Fujifilm's X and GFX cameras and lenses are on sale at B&H. With dozens of items receiving some sort of special pricing, it's a great time to check out the product lines. Want to know my picks for the best deals?
The X-T3 and associated lens combos have received a $300 discount. While the X-T4 was recently announced, the X-T3 now represents an even better value, considering not much of significance was added to the X-T4. Instead, you can get the body and excellent 16-80mm for the same price as the X-T4 body alone.
The X-E3 has dropped by $200, bringing the body under $500. At this price, it's a great option if you're interested in a slim, rangefinder-style camera, or even a competent backup or alternate body style for X-T and X-H users. With the 18-55mm lens, you could get a great rangefinder body and lens for less than $800. Also available is the 23mm f/2, if you want to really embrace the classic rangefinder walk around style, while still being able to swap out other focal lengths — definitely something to consider if you've ever been interested in the X100 line.
If you or someone you know is looking for an all-in-one kit, the X-T200 kits not only offer a savings of $100, but also a bundled copy of Luminar 4. We've covered Luminar 4 in some other pieces, but the headline could read "Feature rich, but easy to use editing software". Taken together, the X-T200 is a great value to get started with, since you'll have access to Fuji's large lens catalog, as well as a great piece of software to edit with.
Speaking of Fuji's large lens catalog, there's sale pricing on a number of Fuji's lenses. The discounts are mostly available for Fuji's premium lenses, including cinema zooms, an ultra-wide, and their high-performance telephoto options. Depending on the lens, you may also be eligible to receive a free copy of Luminar 4, an $89 value. Check out Skylum's blog post here for more information on the qualifying lenses, or look under the "Add to Cart" button on B&H for availability.
Probably the most useful is the $300 discount on Fuji's premium standard zoom, the XF 16-55mm f/2.8. With a fast constant aperture and wide to portrait-length zoom range, this is a must-have for serious Fuji shooters.
To complement the constant f/2.8 of the XF 16-55mm, consider the XF 8-16mm f/2.8. A massive $500 discount brings this lens down to $1,499. Given the high performance of this lens, which can reach an impressively wide 12mm equivalent, I think this is a great option. If you're looking to go wide with Fuji, this is one of your best options.
Rounding out the premium trio of zooms, the XF 50-140mm f/2.8 has received a $300 discount as well. Covering roughly the same range as a 70-200mm on full frame, this lens is an excellent option for sports, events, and portraits. It includes optical stabilization, as well as thorough weather-sealing.
On the GFX side, the GF 50mm has received a significant $500 price cut. If you don't already have this lens, it's a great walk around option for those bodies and is now quite cheap for a new medium format lens.

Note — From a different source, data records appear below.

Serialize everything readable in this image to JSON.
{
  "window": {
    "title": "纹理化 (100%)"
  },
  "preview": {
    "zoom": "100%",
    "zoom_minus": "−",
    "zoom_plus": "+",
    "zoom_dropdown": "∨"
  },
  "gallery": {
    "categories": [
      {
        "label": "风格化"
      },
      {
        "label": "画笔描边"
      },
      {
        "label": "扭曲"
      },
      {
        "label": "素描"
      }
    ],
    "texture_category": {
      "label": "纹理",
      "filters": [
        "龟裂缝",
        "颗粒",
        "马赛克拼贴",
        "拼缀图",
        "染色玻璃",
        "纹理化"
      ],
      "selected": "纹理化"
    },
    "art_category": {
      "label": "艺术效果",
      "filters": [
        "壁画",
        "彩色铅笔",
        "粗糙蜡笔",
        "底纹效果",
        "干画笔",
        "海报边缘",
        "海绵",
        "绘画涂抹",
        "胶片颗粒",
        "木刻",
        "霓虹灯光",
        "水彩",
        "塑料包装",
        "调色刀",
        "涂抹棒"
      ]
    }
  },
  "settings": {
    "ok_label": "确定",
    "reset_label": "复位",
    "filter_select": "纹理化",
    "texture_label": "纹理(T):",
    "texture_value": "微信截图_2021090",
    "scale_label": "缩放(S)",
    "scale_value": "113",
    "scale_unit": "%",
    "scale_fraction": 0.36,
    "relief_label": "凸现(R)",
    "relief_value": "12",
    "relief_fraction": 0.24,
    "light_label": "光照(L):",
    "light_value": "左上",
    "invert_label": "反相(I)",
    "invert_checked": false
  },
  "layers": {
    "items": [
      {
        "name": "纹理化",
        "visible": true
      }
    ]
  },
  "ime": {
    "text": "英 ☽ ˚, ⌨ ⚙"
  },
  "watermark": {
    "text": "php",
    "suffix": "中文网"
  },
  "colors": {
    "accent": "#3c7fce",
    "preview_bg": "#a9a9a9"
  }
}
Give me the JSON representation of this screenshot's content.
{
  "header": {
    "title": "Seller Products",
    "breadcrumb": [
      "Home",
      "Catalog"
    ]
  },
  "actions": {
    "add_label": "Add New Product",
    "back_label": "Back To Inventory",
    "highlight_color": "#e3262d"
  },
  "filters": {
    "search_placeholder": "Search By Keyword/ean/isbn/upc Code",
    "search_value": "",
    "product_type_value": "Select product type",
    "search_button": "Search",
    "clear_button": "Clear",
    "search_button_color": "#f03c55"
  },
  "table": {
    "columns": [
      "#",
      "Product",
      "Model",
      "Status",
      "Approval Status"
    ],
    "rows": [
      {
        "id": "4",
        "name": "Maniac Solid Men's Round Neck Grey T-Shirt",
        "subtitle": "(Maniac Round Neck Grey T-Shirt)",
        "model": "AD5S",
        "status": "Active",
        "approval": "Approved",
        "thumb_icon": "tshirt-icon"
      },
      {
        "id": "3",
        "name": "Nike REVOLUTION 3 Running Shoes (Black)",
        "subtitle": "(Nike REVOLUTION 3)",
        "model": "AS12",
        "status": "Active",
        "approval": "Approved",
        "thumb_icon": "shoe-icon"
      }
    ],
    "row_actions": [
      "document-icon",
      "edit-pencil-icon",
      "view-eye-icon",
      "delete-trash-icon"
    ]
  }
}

Last, but certainly not least, the XF 200mm f/2 has received a discount of $1,000. If you're looking for a high-performance prime in the X-mount, this is your ticket. It includes a 1.4x teleconverter and optical image stabilization.
It's nice to see Fuji offer some great savings for users across their line. Whether you're looking to get started with the competent X-T200 kit or have had your eyes on a higher-performance zoom for a while, you can save some cash with these prices. The added value of Luminar 4 for some of the items is just the cherry on top.
"While the X-T4 was recently announced, the X-T3 now represents an even better value, considering not much of significance was added to the X-T4."
That's not an intelligent remark, why would you say that? There are lots of added benefits to the X-T4, with 5-axis image stabilization being one of them. It's true that the X-T3 is a good value now, but perhaps Fuji is trying to blow out old stock. The X-T4 is quite an upgrade. Oh, I don't shoot Fuji, but I do follow the different cameras and lenses of all manufacturers.
IS is the only significant change. Otherwise, the body is bigger and heavier. It's starting to lose the point of being APS-C.